Much have been raved about Bruges (rhymes with ‘rouge’), one of the most immaculately preserved medieval city in Europe. Finally seeing it for myself, I can certainly assure that it lives up to the hype, no matter how inflated it is with tourists. Although I did wonder if Bruges would be a good contender to the beautiful town of Namur, I was not the least disappointed but rather pleased that I have saved the best part of Belgium for last.
Bruges is the 6th largest metropolitan area in Belgium but it is the number 1 tourist destination IN THE COUNTRY.
After soaking in the city vibe of Brussels in 1 day, it was quite the contrast visiting Bruges. Wandering around the town felt like stepping back in time — historic churches and the bell tower soared mightily, pathways neatly cobbled with not a drop of litter in sight, the lush greenery and dreamy canals thread through the town ever so calmly, and at every block sits a surprising narrow alleyway that very often smells heavenly of chocolate and freshly baked goods.
It was a truly relaxing discovery of yet another UNESCO World Heritage Site gem on foot. If you are not pressed for time, spend at least 2 days in Bruges so you can pace the trip comfortably.
(scroll to the bottom for what to eat in Bruges)
Also known as the Venice of the North, Bruges got its name from the canals that thread through and surround the city in an oval shape.
In the middle ages, Bruges was once the wealthiest city in Europe due to its canals.
Half Moon Brewery (De Halve Maan), a family-run brewery museum to complete any drinker’s experience in Belgium.
Leading towards Sint-Salvator Cathedral from the 1300s
The very centre of Bruge city, Market Square (Markt).
Provinciaal Hof, the former meeting place for the provincial government of West Flanders
Inside the square beneath the Belfry of Bruges
WHAT TO EAT IN BRUGES
Bakeries, patisseries and chocolatiers are a must in Belgium. Prestige Patisserie scored 4.5 out of 5 on TripAdvisor, as confirmed by my mini sinful indulgence there consisting of the classics — almond croissant and hot chocolate for 6 Euros.
You wouldn’t miss chocolates in Bruges, ever.
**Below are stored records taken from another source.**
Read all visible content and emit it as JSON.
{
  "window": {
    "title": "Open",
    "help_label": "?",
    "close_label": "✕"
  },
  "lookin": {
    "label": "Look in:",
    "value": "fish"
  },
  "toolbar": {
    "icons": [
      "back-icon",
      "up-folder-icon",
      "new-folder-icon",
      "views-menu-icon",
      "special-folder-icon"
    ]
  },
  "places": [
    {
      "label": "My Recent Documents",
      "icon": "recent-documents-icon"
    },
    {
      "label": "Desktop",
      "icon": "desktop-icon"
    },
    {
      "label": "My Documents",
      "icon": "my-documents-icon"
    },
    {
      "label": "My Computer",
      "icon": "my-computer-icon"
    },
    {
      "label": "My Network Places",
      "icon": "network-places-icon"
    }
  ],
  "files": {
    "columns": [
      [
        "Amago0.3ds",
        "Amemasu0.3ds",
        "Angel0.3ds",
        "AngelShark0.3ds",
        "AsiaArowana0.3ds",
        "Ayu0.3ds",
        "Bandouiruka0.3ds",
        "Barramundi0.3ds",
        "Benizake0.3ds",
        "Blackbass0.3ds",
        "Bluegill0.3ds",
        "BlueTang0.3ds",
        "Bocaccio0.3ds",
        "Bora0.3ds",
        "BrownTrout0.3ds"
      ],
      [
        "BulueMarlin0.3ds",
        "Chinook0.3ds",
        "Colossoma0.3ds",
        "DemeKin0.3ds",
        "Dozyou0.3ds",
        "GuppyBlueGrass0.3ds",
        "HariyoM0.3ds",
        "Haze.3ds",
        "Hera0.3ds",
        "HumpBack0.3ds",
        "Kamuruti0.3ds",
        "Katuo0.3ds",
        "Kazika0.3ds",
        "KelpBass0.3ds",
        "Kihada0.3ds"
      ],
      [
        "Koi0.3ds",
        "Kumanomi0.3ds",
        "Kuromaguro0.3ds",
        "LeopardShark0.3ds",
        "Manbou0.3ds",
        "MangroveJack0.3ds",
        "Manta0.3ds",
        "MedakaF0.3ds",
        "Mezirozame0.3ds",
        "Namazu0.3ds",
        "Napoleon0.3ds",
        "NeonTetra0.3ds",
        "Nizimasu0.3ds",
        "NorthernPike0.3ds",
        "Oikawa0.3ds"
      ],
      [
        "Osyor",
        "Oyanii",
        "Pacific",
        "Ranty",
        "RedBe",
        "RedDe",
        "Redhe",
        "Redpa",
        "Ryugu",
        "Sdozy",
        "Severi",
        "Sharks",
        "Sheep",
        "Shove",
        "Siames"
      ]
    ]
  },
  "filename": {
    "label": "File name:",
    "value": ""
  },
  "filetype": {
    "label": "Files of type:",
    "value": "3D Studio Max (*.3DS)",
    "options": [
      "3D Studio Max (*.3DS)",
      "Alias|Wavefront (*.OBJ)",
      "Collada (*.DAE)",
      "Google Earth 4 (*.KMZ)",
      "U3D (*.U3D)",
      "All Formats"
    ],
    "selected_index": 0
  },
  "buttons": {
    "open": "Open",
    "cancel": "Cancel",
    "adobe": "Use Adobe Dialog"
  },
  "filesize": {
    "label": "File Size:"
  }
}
The highly acclaimed Dumon Chocolatier has only been around just over 20 years but it makes some of the best chocolates in town.
After the day indulging in sweets and chocolates, you might want to give it a break and have a taste of the best family-run mediterranean food in town — don’t pass up The Olive Tree.
With near perfect reviews, The Olive Tree indeed surpass my expectations in every way — fresh fishes and perfectly grilled lamb chomps in generous portions accompanied with salad, bread and olives, and desserts on the house to sweeten our taste buds yet again — all done in the best manner and hospitality possible, served personally by the owner’s son and meals cooked by the owner himself.